“I know the idea of living with him is not ideal, but maybe his new family,” Mom suppressed a cringe at the idea, “changed him for the better. I would love for you to get to know him Christie.”
I tried hard not to roll my eyes. “You never knew your father and you’re perfectly fine.”
She leaned over and put her hands on my knees. “He died when I was very young, Christie, you know that. I didn’t have a choice, you do.”
I knew that retort was coming but at least I tried something to help my case. I sighed and rolled my head up to the ceiling, crossing my arms over my chest.
“He needs to know how extraordinary you are, Christie.” I gave her a skeptical look. “I can’t keep you all to myself, though I would like to. He needs to see what he’s been missing. Try it out, what can it hurt? If you don’t like it there you can come straight home.” My eyes dropped to the floor in defeat. I just did not want to live with him, plain and simple. I didn’t care about making him happy, he didn’t deserve it. I wanted to continue being happy, living in Chicago with Mom… how was I going to get her to understand that?
The pile of mail Mom moved from the coffee table to the floor was strewn about the carpet. My eyes traveled across the many bills that had to be paid by the end of the month. How much money was I costing her? A mouth to feed, money for clothes, school supplies, bus fare, lunch money, allowance, doctor’s visits, a life to watch after when the work day is over…. She deserved a break; a vacation from motherhood and time to enjoy herself. Give Dad the expenses, the teenage attitude, the stress, and I could lay on the guilt while I was there too.
Yeah, why not live with him and make his perfect new life a living hell? I wasn’t seven years old anymore; I had a mind of my own. I would move in with him, give him hell and give Mom a break. I’d give her a chance to live her own life for a while. It wouldn’t be easy, but I could live with him until I drove him nuts and then I’d come back satisfied and free of him forever.
My eyes found hers once again. I knew once I opened my mouth and spoke, my life would be completely different. “Fine, but let me finish the school year first.”
She smiled briefly and clasped my hands in hers.
“AND–” I said much louder, a light bulb illuminating over my head, “after this trip, I don’t ever have to see him or have contact with him ever again, if I choose.”
Mom bit her bottom lip. I knew that that was definitely not what she wanted to hear, and it was something she was not looking forward to informing my father about. “All right, hun. I’ll see what I can do.”
She stood up and glanced back at me. “It’ll all work out, trust me.” I gave her a forced smile. “It’ll be hard, honey, but I think it’s the best for all of us, you need to have your father in your life.” I
struggled to keep the smile on my face. She disappeared into her bedroom again with the telephone for another hour. I fell asleep on the couch that night, screaming lyrics into a pillow.

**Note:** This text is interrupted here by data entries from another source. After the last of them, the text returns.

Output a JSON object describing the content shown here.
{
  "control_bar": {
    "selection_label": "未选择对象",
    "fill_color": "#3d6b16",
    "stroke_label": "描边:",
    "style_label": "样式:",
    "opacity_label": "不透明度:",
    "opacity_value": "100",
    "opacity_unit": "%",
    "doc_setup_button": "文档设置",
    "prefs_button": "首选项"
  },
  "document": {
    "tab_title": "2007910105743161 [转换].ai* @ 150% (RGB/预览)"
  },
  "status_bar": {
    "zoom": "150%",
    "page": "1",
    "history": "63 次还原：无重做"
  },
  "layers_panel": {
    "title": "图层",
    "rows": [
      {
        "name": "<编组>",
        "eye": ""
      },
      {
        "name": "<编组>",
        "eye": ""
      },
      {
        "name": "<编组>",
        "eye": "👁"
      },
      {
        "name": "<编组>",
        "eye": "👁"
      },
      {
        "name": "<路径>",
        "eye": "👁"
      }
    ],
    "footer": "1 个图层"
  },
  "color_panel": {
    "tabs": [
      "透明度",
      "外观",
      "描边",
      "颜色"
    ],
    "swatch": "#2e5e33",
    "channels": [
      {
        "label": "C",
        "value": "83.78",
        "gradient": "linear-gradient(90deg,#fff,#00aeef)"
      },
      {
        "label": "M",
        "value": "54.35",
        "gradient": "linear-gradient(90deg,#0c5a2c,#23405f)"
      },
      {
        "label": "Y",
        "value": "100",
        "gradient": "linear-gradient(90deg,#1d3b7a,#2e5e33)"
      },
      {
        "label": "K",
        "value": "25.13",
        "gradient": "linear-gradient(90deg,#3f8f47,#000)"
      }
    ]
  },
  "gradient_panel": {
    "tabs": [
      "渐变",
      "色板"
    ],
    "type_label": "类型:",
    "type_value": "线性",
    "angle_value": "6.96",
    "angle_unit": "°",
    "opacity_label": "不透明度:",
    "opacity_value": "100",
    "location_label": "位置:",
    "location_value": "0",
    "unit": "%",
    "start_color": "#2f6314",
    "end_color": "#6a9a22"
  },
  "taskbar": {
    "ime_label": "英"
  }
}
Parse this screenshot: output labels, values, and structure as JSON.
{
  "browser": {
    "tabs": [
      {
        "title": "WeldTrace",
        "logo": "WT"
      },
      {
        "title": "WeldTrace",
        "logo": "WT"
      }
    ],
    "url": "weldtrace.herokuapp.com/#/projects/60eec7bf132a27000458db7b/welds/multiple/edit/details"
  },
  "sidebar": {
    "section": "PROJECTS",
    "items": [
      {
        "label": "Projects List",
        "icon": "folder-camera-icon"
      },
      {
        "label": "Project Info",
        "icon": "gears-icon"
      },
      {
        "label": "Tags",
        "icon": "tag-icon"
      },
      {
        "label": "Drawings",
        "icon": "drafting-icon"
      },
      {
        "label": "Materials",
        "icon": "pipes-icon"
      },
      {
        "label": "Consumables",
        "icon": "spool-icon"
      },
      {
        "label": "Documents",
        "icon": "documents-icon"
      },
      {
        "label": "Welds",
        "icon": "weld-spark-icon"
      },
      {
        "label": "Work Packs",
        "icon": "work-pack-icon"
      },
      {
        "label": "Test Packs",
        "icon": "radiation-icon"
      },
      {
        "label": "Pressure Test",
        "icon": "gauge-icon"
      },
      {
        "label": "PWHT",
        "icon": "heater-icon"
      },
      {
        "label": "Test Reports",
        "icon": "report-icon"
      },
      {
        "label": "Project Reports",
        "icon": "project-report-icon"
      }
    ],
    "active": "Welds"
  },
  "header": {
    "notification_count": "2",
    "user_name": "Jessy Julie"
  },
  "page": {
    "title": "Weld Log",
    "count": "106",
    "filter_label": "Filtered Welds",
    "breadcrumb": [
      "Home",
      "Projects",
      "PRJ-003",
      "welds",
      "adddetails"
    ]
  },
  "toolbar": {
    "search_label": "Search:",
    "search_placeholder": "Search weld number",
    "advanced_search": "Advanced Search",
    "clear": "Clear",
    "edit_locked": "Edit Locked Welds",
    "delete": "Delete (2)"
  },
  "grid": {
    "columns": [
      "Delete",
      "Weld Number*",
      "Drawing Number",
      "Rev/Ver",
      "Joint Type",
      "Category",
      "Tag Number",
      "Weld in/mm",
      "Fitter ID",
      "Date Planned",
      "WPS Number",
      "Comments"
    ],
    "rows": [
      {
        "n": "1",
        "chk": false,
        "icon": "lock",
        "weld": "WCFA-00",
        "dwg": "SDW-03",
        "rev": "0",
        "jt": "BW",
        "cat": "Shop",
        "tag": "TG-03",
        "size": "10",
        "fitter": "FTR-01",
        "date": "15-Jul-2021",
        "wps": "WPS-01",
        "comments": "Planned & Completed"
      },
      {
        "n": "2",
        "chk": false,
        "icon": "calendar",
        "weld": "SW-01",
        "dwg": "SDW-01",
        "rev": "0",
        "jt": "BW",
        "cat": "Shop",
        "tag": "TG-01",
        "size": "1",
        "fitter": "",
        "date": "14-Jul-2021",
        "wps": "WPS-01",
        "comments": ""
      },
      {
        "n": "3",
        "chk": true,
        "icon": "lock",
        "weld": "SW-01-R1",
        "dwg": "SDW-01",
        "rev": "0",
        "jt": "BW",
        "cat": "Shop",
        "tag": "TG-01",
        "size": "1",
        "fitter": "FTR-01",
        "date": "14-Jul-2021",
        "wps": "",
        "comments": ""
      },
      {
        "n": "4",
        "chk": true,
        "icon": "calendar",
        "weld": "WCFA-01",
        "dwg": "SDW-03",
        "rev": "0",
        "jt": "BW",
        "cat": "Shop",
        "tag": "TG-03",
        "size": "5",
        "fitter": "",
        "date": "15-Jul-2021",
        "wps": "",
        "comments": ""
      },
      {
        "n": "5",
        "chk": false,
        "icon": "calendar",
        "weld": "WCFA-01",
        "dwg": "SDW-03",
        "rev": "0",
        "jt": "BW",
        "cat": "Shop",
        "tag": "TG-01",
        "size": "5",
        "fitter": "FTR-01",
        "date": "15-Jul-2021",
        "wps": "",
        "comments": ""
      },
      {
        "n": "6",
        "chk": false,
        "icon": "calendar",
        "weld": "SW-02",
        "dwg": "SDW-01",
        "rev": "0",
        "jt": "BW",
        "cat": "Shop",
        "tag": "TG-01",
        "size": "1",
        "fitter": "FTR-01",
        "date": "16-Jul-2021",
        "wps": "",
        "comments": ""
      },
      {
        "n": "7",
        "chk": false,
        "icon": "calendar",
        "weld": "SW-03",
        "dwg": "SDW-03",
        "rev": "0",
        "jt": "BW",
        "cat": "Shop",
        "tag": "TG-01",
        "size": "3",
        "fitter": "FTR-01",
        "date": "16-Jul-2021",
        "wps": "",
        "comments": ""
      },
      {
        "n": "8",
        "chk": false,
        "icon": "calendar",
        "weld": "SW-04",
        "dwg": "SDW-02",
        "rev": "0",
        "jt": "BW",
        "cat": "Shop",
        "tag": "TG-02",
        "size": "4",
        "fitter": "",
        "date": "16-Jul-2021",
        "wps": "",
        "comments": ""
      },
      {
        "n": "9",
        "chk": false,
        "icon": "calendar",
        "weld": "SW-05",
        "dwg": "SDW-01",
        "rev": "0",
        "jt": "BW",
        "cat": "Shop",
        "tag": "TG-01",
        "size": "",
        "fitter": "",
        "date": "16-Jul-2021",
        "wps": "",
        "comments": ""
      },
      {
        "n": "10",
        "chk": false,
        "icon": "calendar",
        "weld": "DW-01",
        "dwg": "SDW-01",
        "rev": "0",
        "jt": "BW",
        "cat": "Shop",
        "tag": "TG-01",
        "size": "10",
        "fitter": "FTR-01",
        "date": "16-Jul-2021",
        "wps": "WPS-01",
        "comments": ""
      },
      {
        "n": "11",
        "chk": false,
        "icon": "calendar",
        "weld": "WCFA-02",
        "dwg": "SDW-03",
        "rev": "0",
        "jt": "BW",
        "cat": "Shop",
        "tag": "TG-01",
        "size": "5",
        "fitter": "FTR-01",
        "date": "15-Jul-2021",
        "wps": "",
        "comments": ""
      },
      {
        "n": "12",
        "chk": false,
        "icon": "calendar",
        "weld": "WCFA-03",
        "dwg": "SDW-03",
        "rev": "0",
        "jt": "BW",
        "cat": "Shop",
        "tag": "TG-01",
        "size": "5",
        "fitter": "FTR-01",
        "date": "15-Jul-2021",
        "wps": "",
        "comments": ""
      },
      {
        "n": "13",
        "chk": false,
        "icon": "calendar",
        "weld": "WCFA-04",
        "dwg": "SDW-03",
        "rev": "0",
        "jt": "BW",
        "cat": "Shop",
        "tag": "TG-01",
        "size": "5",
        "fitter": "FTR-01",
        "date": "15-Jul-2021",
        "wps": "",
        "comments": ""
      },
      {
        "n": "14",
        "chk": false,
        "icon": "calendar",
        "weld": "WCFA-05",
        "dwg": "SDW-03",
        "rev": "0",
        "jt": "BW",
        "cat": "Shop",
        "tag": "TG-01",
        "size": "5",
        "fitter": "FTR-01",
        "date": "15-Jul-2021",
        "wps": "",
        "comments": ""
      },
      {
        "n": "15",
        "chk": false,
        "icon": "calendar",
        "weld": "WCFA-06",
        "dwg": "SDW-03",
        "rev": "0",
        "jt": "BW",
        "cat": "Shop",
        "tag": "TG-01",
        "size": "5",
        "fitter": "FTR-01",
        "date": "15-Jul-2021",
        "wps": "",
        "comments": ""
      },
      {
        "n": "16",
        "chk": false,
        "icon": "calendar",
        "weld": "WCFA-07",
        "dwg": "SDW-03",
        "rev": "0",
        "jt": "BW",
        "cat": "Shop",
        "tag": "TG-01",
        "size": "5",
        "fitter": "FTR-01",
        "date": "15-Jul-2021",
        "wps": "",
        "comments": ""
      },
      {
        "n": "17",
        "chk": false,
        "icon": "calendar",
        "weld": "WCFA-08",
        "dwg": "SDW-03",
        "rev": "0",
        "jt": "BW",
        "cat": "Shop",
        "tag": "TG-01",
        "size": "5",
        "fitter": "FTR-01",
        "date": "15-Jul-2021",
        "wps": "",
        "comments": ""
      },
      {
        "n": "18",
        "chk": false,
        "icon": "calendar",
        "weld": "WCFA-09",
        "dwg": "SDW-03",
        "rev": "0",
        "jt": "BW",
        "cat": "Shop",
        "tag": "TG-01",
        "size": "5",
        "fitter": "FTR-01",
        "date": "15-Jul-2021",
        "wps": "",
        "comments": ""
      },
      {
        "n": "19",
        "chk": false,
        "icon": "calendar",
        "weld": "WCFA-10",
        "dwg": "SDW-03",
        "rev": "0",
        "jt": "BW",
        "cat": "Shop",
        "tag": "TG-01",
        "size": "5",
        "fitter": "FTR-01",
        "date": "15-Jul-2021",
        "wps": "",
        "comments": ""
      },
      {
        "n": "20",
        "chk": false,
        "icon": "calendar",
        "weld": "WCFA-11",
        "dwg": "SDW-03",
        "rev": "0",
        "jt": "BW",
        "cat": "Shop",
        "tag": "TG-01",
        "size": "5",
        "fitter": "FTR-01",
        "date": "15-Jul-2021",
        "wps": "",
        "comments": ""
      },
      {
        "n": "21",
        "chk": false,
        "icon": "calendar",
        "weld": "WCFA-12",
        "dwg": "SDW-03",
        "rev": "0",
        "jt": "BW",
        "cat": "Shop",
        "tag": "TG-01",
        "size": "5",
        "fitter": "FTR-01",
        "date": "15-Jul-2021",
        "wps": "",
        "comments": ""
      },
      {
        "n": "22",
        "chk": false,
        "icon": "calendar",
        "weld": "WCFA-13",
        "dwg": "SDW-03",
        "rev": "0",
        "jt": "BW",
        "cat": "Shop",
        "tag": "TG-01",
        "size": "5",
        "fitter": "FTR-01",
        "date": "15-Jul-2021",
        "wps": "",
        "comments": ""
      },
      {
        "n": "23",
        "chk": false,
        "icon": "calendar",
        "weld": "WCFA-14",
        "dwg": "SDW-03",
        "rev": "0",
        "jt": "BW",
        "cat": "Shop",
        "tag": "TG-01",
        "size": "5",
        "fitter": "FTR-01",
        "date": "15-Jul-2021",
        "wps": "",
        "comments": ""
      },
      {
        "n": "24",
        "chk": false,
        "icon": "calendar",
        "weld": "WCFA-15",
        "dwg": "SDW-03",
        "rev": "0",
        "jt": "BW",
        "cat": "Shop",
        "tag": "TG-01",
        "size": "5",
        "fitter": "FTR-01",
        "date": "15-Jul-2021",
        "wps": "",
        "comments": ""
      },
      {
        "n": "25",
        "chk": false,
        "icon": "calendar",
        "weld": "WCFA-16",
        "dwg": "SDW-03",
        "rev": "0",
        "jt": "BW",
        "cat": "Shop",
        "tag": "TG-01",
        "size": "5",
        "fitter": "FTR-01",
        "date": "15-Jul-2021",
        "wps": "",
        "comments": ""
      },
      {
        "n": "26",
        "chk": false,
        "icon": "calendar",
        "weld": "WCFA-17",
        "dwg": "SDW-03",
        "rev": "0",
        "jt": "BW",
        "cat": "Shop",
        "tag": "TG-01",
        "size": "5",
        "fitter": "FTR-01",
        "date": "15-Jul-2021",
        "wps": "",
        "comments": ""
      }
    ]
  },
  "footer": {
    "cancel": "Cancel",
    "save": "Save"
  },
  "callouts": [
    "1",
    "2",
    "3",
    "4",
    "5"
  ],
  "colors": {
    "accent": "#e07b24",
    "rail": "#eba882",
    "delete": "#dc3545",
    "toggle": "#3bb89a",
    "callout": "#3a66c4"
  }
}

I continued going to school every day, knowing that once the second of June came, it would be the last time I would ogle at Joshua, dodge Lydia, and joke with those familiar faces at lunch. It would be the last time I would do any of those things because when my father agreed to my terms, he set some of his own: I would have the right to never hear from him again if I agreed to live with my father from July 14, 2000 until October 2, 2002–unless I somehow found a quicker route to my eighteenth birthday.
Dreading a life with her estranged father in Australia, fifteen year old Christie Kelly finds herself seated next to the young, sultry voice of world-renowned rock star, Galvin Kismet on the transpacific flight. In this time of uncertainty and distress, a friendship quickly blossoms as they share their anxieties about what is waiting for them in Australia.